A brand new photo exhibit sheds light on the joy and passion of the Gay Rodeo at The James Museum in St. Petersburg. The tenacity and commitment required to excel and participate in the spectacle is displayed in a series of photos captured by photographer Blake Little.
Blake Little: Photographs from the Gay Rodeo is a traveling exhibition from ExhibitsUSA and Mid-America Arts Alliance. In total, the exhibit features 41 black-and-white images. Blake Little blends classic portraiture and sport photography to spotlight this gay tradition of the American West.
Developed at the Eiteljorg Museum of American Indians and Western Art in Indianapolis, Indiana, the exhibit explores the diverse and complex nature of individual and community identity in Western rural culture. Taken between 1988 and 1992 at events from Oklahoma to California, the collected body of images combines the action of riding, roping and chute dogging with intimate views into the lives of rodeo participants, examining themes of competition and community and inviting an expansive redefinition of cowboy identities.

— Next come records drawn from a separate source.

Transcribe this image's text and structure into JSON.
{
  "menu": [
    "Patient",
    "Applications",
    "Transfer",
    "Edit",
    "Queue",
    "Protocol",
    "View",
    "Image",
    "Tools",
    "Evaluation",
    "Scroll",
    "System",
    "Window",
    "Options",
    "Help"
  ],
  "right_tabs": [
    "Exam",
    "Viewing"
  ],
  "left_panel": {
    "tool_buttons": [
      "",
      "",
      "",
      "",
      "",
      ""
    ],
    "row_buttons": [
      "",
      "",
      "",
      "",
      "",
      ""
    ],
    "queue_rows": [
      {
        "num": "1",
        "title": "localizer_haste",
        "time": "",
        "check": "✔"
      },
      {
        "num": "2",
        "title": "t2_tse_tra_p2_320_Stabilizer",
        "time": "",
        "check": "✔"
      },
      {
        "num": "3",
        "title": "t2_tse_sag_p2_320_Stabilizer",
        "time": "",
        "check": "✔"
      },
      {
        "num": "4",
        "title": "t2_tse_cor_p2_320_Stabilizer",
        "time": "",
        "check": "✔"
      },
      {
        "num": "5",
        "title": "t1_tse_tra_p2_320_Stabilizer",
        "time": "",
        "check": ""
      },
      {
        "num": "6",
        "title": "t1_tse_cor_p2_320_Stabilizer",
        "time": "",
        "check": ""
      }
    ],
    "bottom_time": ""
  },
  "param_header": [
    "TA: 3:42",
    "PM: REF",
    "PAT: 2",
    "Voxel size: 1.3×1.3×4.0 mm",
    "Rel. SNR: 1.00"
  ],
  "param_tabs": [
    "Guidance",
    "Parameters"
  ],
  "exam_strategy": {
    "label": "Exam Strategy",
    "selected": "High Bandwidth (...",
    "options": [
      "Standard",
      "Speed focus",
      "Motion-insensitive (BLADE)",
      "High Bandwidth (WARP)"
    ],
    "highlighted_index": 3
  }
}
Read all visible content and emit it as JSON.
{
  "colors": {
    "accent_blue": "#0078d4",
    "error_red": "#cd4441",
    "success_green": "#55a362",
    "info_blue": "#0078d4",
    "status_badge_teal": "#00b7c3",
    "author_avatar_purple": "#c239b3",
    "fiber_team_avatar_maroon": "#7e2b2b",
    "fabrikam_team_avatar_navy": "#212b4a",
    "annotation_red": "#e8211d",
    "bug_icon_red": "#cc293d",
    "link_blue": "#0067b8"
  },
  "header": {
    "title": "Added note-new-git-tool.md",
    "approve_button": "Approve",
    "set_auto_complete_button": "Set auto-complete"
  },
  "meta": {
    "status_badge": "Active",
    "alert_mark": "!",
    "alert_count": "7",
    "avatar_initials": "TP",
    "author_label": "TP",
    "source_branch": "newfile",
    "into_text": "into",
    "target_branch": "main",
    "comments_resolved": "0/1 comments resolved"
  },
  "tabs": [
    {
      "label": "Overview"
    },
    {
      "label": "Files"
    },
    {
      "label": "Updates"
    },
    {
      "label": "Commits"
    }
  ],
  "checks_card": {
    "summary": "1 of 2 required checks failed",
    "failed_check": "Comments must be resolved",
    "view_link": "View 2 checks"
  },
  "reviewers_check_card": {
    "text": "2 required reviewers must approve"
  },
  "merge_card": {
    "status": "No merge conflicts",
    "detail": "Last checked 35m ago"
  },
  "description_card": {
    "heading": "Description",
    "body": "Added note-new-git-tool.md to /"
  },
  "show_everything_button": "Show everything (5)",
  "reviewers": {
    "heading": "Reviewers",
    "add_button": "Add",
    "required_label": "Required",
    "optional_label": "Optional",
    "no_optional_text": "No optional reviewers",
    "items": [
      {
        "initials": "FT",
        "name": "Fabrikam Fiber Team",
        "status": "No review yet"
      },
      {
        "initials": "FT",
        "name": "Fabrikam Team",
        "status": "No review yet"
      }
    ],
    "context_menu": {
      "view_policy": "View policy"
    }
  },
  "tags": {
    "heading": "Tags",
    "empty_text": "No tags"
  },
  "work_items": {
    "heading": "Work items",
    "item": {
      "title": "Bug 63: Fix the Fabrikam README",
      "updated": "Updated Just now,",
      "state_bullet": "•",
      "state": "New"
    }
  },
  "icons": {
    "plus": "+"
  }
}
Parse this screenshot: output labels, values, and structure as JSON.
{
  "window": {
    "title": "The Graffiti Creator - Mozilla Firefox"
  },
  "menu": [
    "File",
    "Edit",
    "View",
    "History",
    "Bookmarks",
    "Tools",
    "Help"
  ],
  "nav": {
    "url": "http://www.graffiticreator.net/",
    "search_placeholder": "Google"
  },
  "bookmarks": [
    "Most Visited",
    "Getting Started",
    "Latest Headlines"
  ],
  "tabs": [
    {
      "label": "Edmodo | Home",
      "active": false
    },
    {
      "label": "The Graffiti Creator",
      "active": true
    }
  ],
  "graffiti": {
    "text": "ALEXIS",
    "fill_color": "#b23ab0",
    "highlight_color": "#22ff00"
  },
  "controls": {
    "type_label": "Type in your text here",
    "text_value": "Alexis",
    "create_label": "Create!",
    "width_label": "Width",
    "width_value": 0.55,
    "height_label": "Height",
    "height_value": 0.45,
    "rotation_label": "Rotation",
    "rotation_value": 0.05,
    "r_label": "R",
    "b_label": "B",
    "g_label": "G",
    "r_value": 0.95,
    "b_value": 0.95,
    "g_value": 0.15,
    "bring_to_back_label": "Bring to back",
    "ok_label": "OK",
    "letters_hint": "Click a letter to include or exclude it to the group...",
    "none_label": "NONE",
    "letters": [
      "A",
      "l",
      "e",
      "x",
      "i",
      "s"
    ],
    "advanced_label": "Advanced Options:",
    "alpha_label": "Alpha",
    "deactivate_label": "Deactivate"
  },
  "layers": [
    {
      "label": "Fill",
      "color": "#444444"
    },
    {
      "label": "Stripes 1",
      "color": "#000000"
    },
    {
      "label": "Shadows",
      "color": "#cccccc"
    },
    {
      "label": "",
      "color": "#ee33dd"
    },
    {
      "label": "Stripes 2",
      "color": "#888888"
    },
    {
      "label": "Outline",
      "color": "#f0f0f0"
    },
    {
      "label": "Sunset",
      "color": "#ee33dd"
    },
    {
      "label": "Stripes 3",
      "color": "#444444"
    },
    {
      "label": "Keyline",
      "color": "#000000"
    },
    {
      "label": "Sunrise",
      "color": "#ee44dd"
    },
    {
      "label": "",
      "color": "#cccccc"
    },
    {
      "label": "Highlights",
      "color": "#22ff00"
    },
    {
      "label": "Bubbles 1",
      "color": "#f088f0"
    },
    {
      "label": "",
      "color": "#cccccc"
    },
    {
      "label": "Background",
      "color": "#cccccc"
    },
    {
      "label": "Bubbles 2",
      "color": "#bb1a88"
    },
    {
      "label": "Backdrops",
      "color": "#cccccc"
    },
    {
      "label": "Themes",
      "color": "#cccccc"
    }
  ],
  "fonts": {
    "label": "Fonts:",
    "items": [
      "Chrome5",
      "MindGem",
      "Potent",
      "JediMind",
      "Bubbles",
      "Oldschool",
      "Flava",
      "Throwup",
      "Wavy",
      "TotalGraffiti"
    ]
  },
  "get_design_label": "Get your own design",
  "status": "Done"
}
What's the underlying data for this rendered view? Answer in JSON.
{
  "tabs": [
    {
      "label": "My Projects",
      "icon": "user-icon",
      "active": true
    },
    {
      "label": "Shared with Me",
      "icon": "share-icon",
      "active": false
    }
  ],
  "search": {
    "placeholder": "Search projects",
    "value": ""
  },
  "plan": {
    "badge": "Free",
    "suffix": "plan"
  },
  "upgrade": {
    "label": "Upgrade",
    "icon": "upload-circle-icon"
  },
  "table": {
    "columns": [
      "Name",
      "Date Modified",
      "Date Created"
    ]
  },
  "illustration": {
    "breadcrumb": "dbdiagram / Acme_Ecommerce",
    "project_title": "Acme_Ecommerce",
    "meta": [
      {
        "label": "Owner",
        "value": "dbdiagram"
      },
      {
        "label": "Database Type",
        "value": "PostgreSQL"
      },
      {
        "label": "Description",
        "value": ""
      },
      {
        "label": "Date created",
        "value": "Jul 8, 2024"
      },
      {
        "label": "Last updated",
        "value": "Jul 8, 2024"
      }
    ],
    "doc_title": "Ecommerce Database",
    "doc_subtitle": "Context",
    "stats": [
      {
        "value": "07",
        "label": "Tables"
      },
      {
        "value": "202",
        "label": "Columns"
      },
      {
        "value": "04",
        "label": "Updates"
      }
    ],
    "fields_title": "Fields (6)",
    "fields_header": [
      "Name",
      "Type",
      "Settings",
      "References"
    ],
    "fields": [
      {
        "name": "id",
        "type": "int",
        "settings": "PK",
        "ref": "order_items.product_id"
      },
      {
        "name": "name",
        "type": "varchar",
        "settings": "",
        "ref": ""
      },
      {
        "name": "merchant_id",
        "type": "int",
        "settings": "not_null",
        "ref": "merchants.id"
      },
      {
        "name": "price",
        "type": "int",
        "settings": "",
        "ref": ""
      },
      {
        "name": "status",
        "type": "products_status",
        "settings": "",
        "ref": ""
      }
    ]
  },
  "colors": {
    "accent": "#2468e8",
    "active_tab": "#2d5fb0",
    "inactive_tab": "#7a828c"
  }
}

“We are proud to host this exhibition celebrating diversity in the West,” said Emily Kapes, Curator at The James Museum. “With so many different perspectives within the Western experience, we see this exhibition as an opportunity to feature the gay community, create dialogue, and inform museum visitors on these little-known competitions. The James Museum strives to be a welcoming and inspiring space for all and to amplify voices that are not often at the forefront of popular culture and mainstream western art.”
Inside the exhibit visitors will also be able to view a collection of truly remarkable belt buckles, a gorgeous rainbow wall, and a short film about the Gay Rodeo.
Blake Little became more than an observer. After getting hooked on going to rodeos, he wanted to become a part of the action. He learned to ride a steer, then a bull and slowly began to master the technique. In 1990 he was named Bull Riding Champion of the Year at the International Gay Rodeo Association. He says of the experience, “The sport, camaraderie, and atmosphere of this first rodeo experience transformed me. I was completely drawn to it and I had to be a part of it. I wanted to be a cowboy.”
Speaking about Photographs from the Gay Rodeo, Little sums up how his personal experience informs the images. “These photographs represent an amazing, magical time in my life. Back then, I questioned if I was a ‘real’ cowboy because in the back of my mind I always felt like an observer—and photography was my first passion. But my unique situation allowed me to document the growing sport of gay rodeo from the inside along with the thrills and personal challenges of fulfilling my cowboy dreams.”
The James Museum is located at 150 Central Avenue in downtown St. Petersburg next to Datz.